This is another woe attributable to the plague, I presume. The hotel and community and club pools are closed this summer and there’s been a run on anything that holds water, except the beach, but a three-hour drive is a bit much for a quick dip. Just how is one to get wet?
A pool is what Baby wanted for her first Mother’s Day—nothing fancy, just something big enough for her and maybe baby Wes, but not Tallulah, the grand-dog. A big, hot, wet, panting brown dog is not a cool thing to lie next to. Her Personal Prince Pete and I spent hours trying to find one for her online and in stores where they live, in Raleigh, North Carolina. No soap, as it were—everything was out of stock, and replenishment was not expected until August.
She got a plant, a very lovely pink mandevilla, but one cannot splash in a plant saucer unless one in very, very small or the sauce is very, very large.
Whether she got a pool doesn’t affect me, trapped in DC. This city is so hot in summer that British troops stationed before and during WWII wore tropical battle ensembles, with shorts, as if this were Bombay or the Serengeti, which you might mistake it for, should you wander forth from the air conditioning in mid-July.
I thought, aha!
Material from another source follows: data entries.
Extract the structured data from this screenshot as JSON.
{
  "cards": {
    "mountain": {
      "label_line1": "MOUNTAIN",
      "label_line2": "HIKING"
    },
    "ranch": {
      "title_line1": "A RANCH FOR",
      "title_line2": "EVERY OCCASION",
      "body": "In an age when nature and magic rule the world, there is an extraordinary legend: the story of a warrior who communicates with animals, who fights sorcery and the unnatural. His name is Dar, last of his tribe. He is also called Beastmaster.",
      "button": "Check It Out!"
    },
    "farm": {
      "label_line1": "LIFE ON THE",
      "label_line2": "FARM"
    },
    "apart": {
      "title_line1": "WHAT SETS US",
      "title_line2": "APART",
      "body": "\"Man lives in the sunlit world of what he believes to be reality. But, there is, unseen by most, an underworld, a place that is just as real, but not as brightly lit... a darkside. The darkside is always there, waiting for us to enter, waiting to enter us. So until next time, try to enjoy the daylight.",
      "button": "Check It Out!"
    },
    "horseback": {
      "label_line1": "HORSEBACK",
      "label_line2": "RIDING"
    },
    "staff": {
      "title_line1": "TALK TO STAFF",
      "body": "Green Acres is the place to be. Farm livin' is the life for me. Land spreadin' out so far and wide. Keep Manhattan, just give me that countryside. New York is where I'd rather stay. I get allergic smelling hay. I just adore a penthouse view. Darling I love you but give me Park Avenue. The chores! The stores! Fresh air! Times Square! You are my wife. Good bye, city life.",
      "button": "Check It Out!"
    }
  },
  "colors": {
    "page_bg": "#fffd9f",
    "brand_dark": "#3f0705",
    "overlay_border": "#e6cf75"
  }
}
What I need is a lounge chair that could be filled with water, a personal slosh-pit. But the only chairs I came across were for use in actual pools—either too flat to hold water, or with mesh bottoms that would leak. What I want is a me-length chair, with a solid bottom and high sides that could hold, say 8 inches of water, that I could just flop into. An attached pillow would be nice.
Doesn’t that sound like something that someone somewhere would have? Apparently not.
I also looked into the advisability of just climbing into the fish pond in the rear garden, which is the right length, though kidney-shaped, which I am not. Not to mention that it would be uncomfortable, and kind of weird to be in there with the fish. In any case, a filter system is advised. This was not going to happen.
I did come up with a few cooling alternatives.
Pop on the waterproof cover for the Kindle and lounge beside a Cozy Breeze Misting Fan, which has five nozzles that generate a mist when hooked up to your garden hose. There are three speeds to cover all heat situations, from baking to blistering. They appear to be actually available at Lowe’s for $138.
Dumpster and shipping-container pools are so last year. They’re also impossible to move. If you happen to have a pickup truck (we do!), you can make a splash anywhere with a truck-bed insert from Pick-Up Pools. Grab your laptop and your phone and set up a home office, or entertain friends! Imagine the admiring comments as masked and sweaty neighbors stroll by with their yorkipoos and labradoodles. Available for short, standard and long bed trucks, priced from $189 to $249, and Made in America. (Really, where else?)
An outdoor shower—in this case, simply a hose attached to a shower head that’s mounted on a wall or hovers overhead—might seem an extravagant waste of water if you intend to be under it for any length of time. But what if! You created a small platform of stone or wood to stand on in the garden border, so you’re watering the plants as you cool yourself down. There are plenty of spectacular ideas, like this one, on Pinterest, though I can’t see reading in a shower.
I can see reading in a clawfoot tub, though, my ultimate fantasy wallowing hole. Just the right size for one—me—and simply pull the plug to drain water into the garden when I’m done. Plus! The decorative possibilities for the outside—paint, découpage, seashells. As I’ve written before, check out the cover of Shell Chic, by Marlene Hurley Marshall, and tell me that wouldn’t be just divine. Side benefit? You can also use it as a champagne cooler for parties, or plonk a sheet of plywood on top and use it as a table. Depending on its condition, old clawfoots usually start at around $500.
One could also just hold a hose over one’s head, which I’m about to do right now.
LittleBird “Stephanie Gardens” would like to be all wet.